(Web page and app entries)
== Segment start ==

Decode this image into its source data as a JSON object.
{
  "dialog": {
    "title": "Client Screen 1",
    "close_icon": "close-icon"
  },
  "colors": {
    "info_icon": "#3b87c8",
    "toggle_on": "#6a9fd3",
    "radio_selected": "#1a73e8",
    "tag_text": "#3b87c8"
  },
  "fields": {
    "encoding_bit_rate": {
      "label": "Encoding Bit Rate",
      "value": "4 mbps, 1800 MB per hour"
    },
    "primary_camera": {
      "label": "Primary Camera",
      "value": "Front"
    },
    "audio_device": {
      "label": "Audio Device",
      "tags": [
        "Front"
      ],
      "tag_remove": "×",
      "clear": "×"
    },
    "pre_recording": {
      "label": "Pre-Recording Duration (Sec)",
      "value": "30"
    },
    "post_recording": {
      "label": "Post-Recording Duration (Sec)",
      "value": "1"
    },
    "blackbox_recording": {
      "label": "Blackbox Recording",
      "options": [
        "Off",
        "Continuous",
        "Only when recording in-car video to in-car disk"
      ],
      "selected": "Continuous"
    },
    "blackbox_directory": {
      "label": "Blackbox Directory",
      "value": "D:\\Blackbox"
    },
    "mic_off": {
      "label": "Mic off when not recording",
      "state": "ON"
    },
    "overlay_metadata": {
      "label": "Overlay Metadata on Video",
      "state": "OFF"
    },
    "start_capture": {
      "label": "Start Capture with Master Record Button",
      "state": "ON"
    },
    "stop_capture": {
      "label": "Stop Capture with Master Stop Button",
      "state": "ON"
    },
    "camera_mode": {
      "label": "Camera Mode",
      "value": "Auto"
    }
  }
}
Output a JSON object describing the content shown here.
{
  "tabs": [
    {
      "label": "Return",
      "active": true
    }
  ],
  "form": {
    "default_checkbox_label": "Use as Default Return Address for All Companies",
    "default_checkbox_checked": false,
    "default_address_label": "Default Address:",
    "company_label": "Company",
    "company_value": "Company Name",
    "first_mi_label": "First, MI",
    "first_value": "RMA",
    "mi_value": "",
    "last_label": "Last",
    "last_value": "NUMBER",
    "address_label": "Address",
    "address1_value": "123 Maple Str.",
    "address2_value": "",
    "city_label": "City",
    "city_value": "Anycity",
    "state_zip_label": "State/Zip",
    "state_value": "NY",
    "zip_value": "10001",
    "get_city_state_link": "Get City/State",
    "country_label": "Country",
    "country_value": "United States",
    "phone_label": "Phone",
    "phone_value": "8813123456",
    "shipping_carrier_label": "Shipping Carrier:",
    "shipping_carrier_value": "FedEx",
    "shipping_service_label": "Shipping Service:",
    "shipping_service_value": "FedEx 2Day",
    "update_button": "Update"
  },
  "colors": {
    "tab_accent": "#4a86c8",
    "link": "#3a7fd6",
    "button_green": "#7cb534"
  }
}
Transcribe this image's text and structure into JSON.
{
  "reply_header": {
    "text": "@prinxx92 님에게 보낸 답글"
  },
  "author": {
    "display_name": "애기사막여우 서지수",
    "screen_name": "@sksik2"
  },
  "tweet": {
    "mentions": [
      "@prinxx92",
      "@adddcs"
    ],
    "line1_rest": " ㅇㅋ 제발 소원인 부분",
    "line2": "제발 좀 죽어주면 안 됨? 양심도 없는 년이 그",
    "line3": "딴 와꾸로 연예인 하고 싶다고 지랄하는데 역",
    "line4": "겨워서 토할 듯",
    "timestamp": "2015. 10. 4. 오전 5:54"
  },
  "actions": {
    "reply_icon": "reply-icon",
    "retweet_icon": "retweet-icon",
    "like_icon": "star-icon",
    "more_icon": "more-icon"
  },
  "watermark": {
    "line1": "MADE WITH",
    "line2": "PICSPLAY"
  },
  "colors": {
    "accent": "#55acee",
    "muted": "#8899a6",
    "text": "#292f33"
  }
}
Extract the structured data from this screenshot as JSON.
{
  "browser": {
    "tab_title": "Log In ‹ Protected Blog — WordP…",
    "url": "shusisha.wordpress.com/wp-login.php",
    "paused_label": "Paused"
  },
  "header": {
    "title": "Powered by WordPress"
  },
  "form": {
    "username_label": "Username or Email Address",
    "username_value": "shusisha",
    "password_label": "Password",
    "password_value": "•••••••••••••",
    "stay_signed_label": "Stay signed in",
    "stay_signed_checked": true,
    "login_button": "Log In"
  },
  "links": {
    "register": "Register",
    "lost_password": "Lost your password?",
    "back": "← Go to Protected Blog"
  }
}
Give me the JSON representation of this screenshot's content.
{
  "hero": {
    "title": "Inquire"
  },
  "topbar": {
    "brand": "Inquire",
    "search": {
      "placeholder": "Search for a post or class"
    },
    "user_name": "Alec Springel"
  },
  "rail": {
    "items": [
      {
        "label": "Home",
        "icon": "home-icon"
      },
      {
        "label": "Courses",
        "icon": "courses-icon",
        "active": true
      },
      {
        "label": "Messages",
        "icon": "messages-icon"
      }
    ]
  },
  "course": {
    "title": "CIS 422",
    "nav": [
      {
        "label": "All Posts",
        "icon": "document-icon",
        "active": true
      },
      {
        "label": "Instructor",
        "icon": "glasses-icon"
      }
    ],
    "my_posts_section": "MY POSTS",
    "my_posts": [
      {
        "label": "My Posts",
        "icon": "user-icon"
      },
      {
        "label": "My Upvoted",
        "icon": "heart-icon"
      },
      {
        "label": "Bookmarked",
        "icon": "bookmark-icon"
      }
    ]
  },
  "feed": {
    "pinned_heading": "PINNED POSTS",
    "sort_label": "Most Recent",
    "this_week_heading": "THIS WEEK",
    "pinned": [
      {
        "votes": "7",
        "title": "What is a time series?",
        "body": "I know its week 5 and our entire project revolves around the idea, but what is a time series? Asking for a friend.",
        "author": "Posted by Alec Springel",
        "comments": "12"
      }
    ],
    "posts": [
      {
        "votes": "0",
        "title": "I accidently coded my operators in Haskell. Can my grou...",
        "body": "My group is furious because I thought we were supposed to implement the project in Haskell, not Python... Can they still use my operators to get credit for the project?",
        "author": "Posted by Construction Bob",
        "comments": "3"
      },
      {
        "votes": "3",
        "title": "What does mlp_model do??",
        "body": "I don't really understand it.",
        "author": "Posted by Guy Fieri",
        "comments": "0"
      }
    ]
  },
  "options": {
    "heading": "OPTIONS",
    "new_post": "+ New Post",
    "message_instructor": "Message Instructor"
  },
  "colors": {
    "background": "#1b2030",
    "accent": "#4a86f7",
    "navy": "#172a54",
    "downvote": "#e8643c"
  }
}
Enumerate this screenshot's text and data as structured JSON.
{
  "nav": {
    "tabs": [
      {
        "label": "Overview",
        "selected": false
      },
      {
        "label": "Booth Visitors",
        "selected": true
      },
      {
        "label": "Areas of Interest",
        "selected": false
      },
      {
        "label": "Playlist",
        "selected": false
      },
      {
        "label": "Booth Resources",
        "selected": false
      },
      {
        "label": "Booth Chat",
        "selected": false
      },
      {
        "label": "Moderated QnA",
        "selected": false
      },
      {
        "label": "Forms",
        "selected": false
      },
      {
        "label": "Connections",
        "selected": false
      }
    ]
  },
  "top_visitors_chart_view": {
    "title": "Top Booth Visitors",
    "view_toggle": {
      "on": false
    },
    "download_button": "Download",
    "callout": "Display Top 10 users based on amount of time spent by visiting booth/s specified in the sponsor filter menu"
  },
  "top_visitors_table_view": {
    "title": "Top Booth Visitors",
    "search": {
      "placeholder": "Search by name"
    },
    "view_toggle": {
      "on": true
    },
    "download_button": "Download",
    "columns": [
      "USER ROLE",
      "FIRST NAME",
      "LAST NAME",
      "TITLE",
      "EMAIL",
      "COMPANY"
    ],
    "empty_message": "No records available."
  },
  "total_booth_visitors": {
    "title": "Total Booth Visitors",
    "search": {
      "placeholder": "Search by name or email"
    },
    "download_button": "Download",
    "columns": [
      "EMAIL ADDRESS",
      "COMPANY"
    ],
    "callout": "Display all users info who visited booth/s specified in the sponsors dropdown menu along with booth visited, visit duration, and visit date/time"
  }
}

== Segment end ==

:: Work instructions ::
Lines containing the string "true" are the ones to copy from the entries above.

:: Your solution ::
      "active": true
    "stay_signed_checked": true,
        "active": true
        "active": true
        "selected": true
      "on": true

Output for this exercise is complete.